Work order: Look through the listing for the string "true" and copy out every line that holds it.

Dataset extract:
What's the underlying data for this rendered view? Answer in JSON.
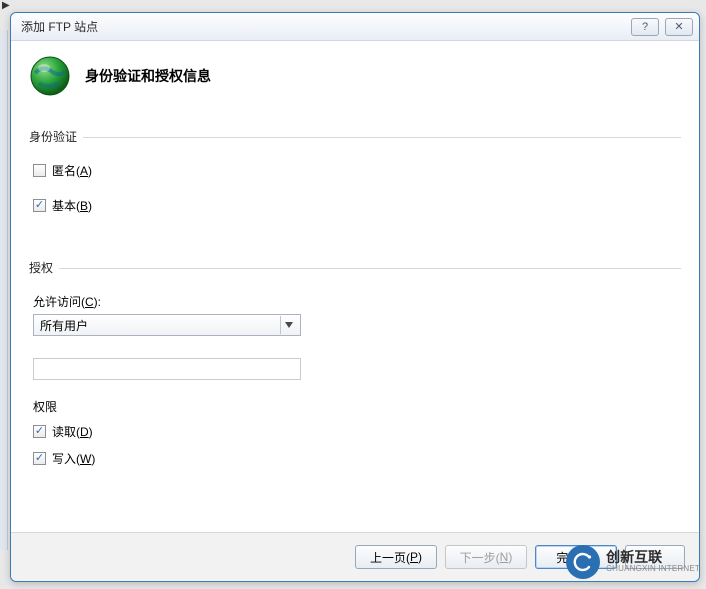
{
  "titlebar": {
    "title": "添加 FTP 站点",
    "help_icon": "help-icon",
    "close_icon": "close-icon"
  },
  "header": {
    "title": "身份验证和授权信息"
  },
  "auth_group": {
    "legend": "身份验证",
    "anonymous_label": "匿名(A)",
    "anonymous_checked": false,
    "basic_label": "基本(B)",
    "basic_checked": true
  },
  "authz_group": {
    "legend": "授权",
    "allow_label": "允许访问(C):",
    "allow_value": "所有用户",
    "textbox_value": "",
    "perm_legend": "权限",
    "read_label": "读取(D)",
    "read_checked": true,
    "write_label": "写入(W)",
    "write_checked": true
  },
  "footer": {
    "prev": "上一页(P)",
    "next": "下一步(N)",
    "finish": "完成(F)",
    "cancel": ""
  },
  "watermark": {
    "cn": "创新互联",
    "en": "CHUANGXIN INTERNET",
    "logo_letter": "C"
  }
}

Exercise response:
    "basic_checked": true
    "read_checked": true,
    "write_checked": true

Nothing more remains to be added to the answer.